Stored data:
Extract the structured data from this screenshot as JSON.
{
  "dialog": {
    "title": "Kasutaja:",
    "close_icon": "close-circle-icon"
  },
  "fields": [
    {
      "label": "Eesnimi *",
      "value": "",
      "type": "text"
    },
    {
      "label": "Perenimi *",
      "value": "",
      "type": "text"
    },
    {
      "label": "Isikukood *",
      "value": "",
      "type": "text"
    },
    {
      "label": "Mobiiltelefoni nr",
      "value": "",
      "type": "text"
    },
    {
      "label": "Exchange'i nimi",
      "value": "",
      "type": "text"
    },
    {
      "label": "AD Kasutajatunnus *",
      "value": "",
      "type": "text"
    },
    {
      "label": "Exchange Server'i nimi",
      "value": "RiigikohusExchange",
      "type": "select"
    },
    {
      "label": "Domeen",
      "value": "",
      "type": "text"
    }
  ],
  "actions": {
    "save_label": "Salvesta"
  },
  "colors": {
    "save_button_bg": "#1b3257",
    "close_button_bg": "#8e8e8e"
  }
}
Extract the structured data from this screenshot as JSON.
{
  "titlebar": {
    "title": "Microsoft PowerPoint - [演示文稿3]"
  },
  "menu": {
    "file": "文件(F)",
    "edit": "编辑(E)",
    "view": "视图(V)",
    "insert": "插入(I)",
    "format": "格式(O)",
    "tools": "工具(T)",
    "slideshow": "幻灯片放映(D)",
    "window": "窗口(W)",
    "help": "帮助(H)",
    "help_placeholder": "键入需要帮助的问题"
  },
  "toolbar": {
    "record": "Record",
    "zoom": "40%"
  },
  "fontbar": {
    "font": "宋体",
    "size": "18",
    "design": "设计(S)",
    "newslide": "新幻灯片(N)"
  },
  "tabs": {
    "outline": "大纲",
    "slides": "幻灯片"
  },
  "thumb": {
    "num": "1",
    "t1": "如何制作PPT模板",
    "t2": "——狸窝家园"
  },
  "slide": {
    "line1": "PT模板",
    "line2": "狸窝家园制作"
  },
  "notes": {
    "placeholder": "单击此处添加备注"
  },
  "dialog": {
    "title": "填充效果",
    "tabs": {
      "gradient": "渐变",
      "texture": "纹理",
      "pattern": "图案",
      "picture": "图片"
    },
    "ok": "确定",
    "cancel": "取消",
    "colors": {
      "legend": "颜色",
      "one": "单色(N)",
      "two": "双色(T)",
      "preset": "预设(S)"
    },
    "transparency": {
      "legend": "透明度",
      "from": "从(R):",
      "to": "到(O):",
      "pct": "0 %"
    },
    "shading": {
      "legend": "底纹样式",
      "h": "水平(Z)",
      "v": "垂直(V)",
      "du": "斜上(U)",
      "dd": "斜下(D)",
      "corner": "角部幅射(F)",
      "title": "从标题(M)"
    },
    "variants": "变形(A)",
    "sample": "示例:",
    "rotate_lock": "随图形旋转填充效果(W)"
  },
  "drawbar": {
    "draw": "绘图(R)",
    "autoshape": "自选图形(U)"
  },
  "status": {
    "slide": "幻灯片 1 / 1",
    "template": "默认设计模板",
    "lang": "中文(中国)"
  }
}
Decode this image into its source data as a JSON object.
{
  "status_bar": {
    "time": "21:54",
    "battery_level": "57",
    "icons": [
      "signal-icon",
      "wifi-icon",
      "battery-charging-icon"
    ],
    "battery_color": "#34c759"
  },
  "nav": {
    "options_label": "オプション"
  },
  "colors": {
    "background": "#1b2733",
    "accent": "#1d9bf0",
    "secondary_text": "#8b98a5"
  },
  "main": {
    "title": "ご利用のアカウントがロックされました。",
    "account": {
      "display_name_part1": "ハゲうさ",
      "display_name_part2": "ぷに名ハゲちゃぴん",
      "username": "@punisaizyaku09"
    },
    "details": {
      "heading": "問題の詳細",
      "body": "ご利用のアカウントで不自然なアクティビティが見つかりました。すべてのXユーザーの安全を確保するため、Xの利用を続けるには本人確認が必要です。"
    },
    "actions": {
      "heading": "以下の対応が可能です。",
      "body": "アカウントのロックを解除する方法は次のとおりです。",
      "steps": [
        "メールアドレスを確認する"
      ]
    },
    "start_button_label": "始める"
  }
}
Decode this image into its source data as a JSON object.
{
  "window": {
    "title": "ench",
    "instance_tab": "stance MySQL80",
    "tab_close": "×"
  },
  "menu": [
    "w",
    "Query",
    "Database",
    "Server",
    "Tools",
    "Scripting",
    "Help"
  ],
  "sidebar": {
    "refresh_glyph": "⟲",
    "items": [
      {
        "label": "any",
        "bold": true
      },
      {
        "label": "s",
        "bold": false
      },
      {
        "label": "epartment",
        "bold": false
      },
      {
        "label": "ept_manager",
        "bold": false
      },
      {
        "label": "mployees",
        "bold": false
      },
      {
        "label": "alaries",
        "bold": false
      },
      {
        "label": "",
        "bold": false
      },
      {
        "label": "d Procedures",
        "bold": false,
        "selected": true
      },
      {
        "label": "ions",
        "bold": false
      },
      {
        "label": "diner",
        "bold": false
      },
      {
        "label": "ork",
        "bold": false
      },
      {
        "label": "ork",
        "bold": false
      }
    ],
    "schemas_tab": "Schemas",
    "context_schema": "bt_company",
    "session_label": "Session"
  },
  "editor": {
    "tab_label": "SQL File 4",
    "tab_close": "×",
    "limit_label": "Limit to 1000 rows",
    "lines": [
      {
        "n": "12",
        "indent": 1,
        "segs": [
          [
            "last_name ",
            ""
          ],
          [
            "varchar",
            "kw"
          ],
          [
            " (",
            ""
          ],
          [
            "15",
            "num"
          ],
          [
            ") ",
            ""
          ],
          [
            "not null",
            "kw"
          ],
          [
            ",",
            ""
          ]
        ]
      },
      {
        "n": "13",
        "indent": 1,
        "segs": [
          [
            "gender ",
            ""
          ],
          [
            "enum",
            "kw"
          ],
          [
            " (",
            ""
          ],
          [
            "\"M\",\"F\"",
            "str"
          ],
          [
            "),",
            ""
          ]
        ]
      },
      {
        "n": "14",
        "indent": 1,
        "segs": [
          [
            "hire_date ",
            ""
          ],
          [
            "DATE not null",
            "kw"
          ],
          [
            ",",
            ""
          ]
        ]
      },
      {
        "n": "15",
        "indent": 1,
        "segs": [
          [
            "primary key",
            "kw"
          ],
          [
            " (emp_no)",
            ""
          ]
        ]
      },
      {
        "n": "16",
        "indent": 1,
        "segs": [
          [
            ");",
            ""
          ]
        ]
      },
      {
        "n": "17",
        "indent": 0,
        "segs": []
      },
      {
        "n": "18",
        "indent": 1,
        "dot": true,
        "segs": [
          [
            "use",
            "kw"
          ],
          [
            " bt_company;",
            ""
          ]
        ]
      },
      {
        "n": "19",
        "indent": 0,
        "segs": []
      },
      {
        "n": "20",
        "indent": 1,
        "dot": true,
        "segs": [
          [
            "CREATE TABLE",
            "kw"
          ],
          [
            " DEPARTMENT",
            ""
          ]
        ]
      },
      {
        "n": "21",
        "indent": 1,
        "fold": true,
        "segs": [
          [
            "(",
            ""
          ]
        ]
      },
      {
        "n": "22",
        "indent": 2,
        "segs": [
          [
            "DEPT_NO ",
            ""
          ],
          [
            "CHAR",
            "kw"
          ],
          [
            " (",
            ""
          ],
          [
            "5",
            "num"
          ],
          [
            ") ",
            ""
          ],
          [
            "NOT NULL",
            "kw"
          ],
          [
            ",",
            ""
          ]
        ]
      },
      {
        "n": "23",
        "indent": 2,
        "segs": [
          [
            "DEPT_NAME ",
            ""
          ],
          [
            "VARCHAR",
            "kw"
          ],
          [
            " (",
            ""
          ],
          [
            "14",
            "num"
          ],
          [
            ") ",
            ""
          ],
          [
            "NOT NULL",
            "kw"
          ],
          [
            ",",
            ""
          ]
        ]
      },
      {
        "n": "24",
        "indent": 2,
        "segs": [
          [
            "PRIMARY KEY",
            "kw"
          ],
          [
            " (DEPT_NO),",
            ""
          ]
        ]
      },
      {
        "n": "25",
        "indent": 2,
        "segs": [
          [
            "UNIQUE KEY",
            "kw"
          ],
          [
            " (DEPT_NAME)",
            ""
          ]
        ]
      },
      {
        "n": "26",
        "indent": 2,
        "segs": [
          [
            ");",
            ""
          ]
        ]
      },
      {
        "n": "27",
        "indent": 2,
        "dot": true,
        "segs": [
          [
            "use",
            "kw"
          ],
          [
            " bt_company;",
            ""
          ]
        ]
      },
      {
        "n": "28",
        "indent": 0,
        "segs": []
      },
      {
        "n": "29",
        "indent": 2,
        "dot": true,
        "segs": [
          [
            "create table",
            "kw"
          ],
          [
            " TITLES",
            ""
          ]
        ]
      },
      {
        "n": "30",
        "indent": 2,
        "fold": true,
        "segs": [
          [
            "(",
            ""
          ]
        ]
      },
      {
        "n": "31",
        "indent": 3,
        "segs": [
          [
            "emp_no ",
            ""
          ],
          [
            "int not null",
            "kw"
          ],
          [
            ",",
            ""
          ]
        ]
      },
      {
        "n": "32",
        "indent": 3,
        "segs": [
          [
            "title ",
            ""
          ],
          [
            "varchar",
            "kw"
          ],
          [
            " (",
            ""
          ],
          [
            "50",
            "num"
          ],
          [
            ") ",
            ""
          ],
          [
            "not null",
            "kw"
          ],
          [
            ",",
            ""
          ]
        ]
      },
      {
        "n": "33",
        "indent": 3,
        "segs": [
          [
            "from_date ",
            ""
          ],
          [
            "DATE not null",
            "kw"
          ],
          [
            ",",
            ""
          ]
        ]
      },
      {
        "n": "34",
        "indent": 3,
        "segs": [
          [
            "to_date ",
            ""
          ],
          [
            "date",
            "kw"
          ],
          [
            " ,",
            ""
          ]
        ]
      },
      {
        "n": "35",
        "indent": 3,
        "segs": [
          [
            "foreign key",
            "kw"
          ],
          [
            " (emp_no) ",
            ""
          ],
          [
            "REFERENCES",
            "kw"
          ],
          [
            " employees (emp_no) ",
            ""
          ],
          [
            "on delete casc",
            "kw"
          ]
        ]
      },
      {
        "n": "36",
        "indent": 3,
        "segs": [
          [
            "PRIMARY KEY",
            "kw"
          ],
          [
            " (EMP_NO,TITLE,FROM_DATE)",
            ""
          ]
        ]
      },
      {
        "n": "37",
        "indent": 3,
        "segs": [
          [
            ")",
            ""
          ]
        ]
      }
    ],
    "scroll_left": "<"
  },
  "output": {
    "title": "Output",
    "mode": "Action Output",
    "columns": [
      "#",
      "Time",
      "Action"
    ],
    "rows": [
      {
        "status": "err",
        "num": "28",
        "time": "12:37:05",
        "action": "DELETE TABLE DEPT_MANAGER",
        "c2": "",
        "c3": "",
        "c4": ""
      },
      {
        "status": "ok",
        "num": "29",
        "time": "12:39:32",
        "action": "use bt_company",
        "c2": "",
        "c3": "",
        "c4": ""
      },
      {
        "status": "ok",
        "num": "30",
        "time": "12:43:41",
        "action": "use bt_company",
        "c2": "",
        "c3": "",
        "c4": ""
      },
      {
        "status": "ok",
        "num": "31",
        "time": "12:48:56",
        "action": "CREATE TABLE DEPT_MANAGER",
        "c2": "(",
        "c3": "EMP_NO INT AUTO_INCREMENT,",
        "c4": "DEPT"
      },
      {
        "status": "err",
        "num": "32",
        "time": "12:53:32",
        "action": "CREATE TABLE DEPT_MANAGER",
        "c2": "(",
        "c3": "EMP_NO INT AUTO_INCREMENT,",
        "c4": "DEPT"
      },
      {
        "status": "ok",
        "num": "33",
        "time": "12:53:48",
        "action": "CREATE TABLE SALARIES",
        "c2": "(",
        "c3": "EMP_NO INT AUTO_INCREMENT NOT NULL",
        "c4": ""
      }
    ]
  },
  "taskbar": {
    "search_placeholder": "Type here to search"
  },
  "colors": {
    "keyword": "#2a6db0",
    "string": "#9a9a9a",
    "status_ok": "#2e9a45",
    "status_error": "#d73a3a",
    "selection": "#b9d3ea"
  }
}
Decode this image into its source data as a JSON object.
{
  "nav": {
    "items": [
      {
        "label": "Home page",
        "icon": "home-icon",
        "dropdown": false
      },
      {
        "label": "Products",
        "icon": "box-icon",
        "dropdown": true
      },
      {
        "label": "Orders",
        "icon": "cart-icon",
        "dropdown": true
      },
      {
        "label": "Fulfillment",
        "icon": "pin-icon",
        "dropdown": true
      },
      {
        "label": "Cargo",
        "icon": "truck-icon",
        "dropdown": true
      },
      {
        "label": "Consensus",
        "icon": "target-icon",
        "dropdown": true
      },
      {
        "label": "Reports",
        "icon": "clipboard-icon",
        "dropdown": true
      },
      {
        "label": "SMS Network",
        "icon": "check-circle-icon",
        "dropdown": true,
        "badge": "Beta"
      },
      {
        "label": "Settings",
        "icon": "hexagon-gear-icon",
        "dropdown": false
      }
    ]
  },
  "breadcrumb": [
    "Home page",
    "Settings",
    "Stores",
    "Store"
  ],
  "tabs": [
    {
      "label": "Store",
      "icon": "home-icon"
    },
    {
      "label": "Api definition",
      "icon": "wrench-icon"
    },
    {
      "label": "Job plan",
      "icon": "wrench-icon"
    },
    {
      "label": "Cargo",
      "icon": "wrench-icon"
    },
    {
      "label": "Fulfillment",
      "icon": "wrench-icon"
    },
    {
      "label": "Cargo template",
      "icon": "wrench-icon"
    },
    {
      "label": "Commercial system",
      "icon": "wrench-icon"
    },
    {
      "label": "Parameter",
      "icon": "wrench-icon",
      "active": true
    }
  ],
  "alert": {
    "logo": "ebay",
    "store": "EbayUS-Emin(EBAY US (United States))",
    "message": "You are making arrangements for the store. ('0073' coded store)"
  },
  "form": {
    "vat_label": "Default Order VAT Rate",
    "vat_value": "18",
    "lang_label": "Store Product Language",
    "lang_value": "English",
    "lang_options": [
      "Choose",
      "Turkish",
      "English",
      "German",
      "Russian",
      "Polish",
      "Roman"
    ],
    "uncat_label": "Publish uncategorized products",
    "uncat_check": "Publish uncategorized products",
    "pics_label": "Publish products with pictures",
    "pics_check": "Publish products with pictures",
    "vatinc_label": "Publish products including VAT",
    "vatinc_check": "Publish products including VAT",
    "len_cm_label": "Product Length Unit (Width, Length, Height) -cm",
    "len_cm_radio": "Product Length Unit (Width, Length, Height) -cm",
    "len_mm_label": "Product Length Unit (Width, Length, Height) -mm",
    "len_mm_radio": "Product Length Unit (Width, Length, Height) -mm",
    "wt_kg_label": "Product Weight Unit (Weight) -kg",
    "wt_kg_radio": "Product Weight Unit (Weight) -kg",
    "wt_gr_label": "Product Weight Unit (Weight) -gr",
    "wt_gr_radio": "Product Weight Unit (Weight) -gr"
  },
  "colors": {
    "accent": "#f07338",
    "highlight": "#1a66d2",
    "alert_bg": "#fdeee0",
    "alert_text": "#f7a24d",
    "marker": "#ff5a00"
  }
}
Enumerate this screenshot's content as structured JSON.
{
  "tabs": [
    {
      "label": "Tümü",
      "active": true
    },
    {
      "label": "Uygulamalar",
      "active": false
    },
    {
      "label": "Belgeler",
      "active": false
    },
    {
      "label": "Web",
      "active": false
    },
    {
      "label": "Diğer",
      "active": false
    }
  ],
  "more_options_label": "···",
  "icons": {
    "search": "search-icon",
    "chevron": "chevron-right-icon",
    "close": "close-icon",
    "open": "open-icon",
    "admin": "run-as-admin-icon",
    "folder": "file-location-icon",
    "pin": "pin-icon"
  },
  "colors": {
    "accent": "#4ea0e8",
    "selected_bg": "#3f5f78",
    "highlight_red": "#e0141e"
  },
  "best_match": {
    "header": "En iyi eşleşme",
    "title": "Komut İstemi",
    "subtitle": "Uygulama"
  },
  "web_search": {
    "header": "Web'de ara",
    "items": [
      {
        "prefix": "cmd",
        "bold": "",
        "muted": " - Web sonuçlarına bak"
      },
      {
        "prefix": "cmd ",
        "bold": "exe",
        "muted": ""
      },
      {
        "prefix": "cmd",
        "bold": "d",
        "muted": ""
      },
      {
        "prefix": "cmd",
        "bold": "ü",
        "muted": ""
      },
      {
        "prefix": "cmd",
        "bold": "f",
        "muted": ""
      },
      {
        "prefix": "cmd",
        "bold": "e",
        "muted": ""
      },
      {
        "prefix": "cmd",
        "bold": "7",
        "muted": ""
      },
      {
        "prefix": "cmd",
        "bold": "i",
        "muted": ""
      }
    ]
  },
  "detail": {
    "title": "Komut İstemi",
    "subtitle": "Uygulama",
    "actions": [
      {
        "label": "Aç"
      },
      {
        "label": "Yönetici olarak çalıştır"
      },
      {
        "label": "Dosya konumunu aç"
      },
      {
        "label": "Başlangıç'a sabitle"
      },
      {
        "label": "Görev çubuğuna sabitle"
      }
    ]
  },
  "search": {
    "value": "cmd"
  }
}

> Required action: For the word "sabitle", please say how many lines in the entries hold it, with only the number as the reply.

> Response area: 2